Is it possible that Abu Bakr and the other caliphs would have been allowed to kill apostates in the way it is reported—assuming for a moment that the accounts are accurate—purely because these people abandoned a specific belief? Or put differently, how likely is it that their harsh (persecution and decapitation) and often inconsistent (marriage to relatives, release from prison) treatment of apostates could have been possible?
Indeed, we would not be so critical of our early history if that spurious concept of (punishment for) apostasy, which provided the perfect legal pretext for the elimination of political opponents during the Umayyad and Abbasid periods, did not today play such a dominant role in the tactics of Islamist groups and their terror against the political establishment. Ironically, by allowing the killing of political rulers on the basis of (alleged) apostasy, Aiman al-dhawihiri and other ideologues are using precisely the same weapon of terror as the ancient political regimes did in order to intimidate their opponents.

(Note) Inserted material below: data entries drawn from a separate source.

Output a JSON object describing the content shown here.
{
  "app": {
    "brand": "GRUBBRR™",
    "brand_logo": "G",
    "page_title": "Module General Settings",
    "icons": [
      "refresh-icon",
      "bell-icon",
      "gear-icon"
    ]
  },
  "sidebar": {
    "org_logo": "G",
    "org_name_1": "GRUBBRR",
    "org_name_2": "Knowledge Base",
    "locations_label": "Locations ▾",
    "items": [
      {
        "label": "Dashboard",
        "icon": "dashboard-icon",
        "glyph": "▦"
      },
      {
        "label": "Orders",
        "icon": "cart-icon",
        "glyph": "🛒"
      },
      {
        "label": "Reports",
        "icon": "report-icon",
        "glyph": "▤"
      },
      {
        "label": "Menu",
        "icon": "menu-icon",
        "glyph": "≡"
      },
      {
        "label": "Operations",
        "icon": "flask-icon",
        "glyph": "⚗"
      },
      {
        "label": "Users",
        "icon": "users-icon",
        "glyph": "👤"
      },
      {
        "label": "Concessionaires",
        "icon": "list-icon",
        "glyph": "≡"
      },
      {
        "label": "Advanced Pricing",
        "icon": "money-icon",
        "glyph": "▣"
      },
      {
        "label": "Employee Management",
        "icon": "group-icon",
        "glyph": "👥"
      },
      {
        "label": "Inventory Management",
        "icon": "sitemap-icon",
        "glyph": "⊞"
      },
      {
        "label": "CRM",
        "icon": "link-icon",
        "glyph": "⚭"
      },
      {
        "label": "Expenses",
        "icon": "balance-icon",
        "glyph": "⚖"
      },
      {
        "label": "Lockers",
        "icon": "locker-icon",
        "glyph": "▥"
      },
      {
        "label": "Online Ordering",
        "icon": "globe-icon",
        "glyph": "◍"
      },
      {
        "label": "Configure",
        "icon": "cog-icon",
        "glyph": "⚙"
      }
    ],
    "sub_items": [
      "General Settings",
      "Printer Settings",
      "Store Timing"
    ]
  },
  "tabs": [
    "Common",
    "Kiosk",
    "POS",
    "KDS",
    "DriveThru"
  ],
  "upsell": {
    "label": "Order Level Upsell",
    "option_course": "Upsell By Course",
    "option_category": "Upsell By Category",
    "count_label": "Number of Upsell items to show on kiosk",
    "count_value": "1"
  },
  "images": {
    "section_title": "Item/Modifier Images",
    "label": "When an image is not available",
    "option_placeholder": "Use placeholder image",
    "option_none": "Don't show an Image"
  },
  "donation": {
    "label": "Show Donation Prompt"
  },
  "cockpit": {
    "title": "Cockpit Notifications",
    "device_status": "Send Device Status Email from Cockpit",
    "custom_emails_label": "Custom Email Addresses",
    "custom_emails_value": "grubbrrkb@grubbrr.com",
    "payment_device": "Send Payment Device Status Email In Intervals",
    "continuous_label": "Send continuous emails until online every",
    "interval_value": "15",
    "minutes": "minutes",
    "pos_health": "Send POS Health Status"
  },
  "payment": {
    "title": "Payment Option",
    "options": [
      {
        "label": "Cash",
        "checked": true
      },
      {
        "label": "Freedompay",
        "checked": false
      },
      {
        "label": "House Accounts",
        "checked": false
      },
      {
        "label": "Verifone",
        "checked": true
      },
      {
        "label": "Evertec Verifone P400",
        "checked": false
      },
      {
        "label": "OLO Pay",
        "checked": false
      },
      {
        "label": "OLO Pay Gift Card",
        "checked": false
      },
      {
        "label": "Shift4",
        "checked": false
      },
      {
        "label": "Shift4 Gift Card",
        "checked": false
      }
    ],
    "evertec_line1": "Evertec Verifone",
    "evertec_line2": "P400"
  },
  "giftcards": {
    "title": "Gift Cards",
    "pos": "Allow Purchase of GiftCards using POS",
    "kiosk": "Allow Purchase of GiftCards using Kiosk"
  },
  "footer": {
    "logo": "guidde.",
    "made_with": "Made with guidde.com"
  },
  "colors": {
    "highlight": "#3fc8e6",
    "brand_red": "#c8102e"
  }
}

Because of the confusion between religion (disbelief ) and politics (secession) from the time of the early ‘wars of apostasy’, apostasy has attained a political dimension and has thus been fixed in the Arab-Muslim mind ever since. And since the fuqaha” were so involved in power politics during that period, apostasy, with these political overtones, has come to be formulated in Islamic law with exactly that fusion of religion with politics, rendering what happened during the appointment of Abu Bakr as Muhammad’s successor (eliminating the influence of the al-Ansar) as perfectly legal.
Once these apostasy wars, and in particular Abu Bakr’s military expedition in the years 10–11 A.H., were defined as ‘fulfilling God’s words’, they became the legal norm of how to deal with (any) apostate (individual or group), so that the possibility of being persecuted as an apostate hung over the political opposition like a sword of Damocles and is today, because the Islamists have turned this threat against the rulers themselves, a common feature of our current political life.
Apostasy – d is next